Write down every entry below once more, exactly.

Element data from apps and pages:
===============

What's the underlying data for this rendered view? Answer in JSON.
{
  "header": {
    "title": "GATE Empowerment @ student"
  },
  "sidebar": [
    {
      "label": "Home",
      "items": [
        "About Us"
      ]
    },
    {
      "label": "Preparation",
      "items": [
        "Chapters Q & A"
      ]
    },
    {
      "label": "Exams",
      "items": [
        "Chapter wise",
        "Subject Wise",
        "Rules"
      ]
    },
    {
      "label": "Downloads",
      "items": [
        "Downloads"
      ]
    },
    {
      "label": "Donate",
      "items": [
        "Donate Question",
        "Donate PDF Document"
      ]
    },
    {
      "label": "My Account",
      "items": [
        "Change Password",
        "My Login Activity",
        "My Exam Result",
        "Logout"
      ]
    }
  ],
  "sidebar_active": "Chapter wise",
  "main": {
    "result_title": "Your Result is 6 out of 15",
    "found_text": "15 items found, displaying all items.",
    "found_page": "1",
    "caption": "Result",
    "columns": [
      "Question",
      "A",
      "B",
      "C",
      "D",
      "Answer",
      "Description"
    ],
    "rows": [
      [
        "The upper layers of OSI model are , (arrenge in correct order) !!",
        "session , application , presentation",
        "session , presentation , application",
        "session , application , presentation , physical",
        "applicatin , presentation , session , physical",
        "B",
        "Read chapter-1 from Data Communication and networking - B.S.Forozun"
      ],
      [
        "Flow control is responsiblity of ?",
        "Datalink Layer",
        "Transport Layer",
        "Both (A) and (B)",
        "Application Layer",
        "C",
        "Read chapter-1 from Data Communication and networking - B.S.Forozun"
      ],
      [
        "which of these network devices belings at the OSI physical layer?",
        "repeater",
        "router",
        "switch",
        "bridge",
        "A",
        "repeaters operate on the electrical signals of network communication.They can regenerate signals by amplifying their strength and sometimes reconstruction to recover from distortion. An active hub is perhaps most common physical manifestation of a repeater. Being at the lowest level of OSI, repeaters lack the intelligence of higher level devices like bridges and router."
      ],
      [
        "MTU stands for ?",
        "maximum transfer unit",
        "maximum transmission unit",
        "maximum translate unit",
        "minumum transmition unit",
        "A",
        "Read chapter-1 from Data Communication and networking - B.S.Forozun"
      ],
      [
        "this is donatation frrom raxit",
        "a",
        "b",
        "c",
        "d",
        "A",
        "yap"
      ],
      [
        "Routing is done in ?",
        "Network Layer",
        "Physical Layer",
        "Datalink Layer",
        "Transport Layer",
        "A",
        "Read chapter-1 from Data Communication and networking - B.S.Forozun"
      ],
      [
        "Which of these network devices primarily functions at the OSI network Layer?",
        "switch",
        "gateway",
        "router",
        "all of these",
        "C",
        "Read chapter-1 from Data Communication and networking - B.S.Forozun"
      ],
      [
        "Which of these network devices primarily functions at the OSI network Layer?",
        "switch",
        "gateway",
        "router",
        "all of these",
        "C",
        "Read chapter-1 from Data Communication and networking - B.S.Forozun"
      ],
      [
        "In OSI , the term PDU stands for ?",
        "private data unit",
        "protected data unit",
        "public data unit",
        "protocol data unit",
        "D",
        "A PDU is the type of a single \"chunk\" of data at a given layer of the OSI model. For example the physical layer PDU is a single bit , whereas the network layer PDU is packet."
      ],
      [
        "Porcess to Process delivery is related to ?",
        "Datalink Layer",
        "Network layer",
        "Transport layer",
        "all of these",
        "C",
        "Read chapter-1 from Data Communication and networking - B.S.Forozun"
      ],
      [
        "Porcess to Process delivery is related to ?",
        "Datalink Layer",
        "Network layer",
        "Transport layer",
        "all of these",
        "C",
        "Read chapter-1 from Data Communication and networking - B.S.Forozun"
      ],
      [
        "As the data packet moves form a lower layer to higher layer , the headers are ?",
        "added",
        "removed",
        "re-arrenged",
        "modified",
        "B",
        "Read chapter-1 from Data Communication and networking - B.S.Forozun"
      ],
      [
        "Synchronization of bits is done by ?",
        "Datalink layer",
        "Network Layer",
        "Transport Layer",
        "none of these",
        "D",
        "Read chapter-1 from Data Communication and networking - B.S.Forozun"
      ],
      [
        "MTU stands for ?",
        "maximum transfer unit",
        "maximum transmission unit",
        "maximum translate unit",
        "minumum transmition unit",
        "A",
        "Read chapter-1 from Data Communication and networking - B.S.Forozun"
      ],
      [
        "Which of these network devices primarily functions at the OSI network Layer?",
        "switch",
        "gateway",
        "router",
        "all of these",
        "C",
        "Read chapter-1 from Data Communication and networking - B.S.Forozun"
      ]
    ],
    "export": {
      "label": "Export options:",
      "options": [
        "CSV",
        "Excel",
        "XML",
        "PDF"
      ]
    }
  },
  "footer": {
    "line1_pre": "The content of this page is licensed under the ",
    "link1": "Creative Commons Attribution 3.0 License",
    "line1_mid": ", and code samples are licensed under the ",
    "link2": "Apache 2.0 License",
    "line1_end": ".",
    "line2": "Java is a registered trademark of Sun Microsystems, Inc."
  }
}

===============

### Finished exercise:
What's the underlying data for this rendered view? Answer in JSON.
{
  "header": {
    "title": "GATE Empowerment @ student"
  },
  "sidebar": [
    {
      "label": "Home",
      "items": [
        "About Us"
      ]
    },
    {
      "label": "Preparation",
      "items": [
        "Chapters Q & A"
      ]
    },
    {
      "label": "Exams",
      "items": [
        "Chapter wise",
        "Subject Wise",
        "Rules"
      ]
    },
    {
      "label": "Downloads",
      "items": [
        "Downloads"
      ]
    },
    {
      "label": "Donate",
      "items": [
        "Donate Question",
        "Donate PDF Document"
      ]
    },
    {
      "label": "My Account",
      "items": [
        "Change Password",
        "My Login Activity",
        "My Exam Result",
        "Logout"
      ]
    }
  ],
  "sidebar_active": "Chapter wise",
  "main": {
    "result_title": "Your Result is 6 out of 15",
    "found_text": "15 items found, displaying all items.",
    "found_page": "1",
    "caption": "Result",
    "columns": [
      "Question",
      "A",
      "B",
      "C",
      "D",
      "Answer",
      "Description"
    ],
    "rows": [
      [
        "The upper layers of OSI model are , (arrenge in correct order) !!",
        "session , application , presentation",
        "session , presentation , application",
        "session , application , presentation , physical",
        "applicatin , presentation , session , physical",
        "B",
        "Read chapter-1 from Data Communication and networking - B.S.Forozun"
      ],
      [
        "Flow control is responsiblity of ?",
        "Datalink Layer",
        "Transport Layer",
        "Both (A) and (B)",
        "Application Layer",
        "C",
        "Read chapter-1 from Data Communication and networking - B.S.Forozun"
      ],
      [
        "which of these network devices belings at the OSI physical layer?",
        "repeater",
        "router",
        "switch",
        "bridge",
        "A",
        "repeaters operate on the electrical signals of network communication.They can regenerate signals by amplifying their strength and sometimes reconstruction to recover from distortion. An active hub is perhaps most common physical manifestation of a repeater. Being at the lowest level of OSI, repeaters lack the intelligence of higher level devices like bridges and router."
      ],
      [
        "MTU stands for ?",
        "maximum transfer unit",
        "maximum transmission unit",
        "maximum translate unit",
        "minumum transmition unit",
        "A",
        "Read chapter-1 from Data Communication and networking - B.S.Forozun"
      ],
      [
        "this is donatation frrom raxit",
        "a",
        "b",
        "c",
        "d",
        "A",
        "yap"
      ],
      [
        "Routing is done in ?",
        "Network Layer",
        "Physical Layer",
        "Datalink Layer",
        "Transport Layer",
        "A",
        "Read chapter-1 from Data Communication and networking - B.S.Forozun"
      ],
      [
        "Which of these network devices primarily functions at the OSI network Layer?",
        "switch",
        "gateway",
        "router",
        "all of these",
        "C",
        "Read chapter-1 from Data Communication and networking - B.S.Forozun"
      ],
      [
        "Which of these network devices primarily functions at the OSI network Layer?",
        "switch",
        "gateway",
        "router",
        "all of these",
        "C",
        "Read chapter-1 from Data Communication and networking - B.S.Forozun"
      ],
      [
        "In OSI , the term PDU stands for ?",
        "private data unit",
        "protected data unit",
        "public data unit",
        "protocol data unit",
        "D",
        "A PDU is the type of a single \"chunk\" of data at a given layer of the OSI model. For example the physical layer PDU is a single bit , whereas the network layer PDU is packet."
      ],
      [
        "Porcess to Process delivery is related to ?",
        "Datalink Layer",
        "Network layer",
        "Transport layer",
        "all of these",
        "C",
        "Read chapter-1 from Data Communication and networking - B.S.Forozun"
      ],
      [
        "Porcess to Process delivery is related to ?",
        "Datalink Layer",
        "Network layer",
        "Transport layer",
        "all of these",
        "C",
        "Read chapter-1 from Data Communication and networking - B.S.Forozun"
      ],
      [
        "As the data packet moves form a lower layer to higher layer , the headers are ?",
        "added",
        "removed",
        "re-arrenged",
        "modified",
        "B",
        "Read chapter-1 from Data Communication and networking - B.S.Forozun"
      ],
      [
        "Synchronization of bits is done by ?",
        "Datalink layer",
        "Network Layer",
        "Transport Layer",
        "none of these",
        "D",
        "Read chapter-1 from Data Communication and networking - B.S.Forozun"
      ],
      [
        "MTU stands for ?",
        "maximum transfer unit",
        "maximum transmission unit",
        "maximum translate unit",
        "minumum transmition unit",
        "A",
        "Read chapter-1 from Data Communication and networking - B.S.Forozun"
      ],
      [
        "Which of these network devices primarily functions at the OSI network Layer?",
        "switch",
        "gateway",
        "router",
        "all of these",
        "C",
        "Read chapter-1 from Data Communication and networking - B.S.Forozun"
      ]
    ],
    "export": {
      "label": "Export options:",
      "options": [
        "CSV",
        "Excel",
        "XML",
        "PDF"
      ]
    }
  },
  "footer": {
    "line1_pre": "The content of this page is licensed under the ",
    "link1": "Creative Commons Attribution 3.0 License",
    "line1_mid": ", and code samples are licensed under the ",
    "link2": "Apache 2.0 License",
    "line1_end": ".",
    "line2": "Java is a registered trademark of Sun Microsystems, Inc."
  }
}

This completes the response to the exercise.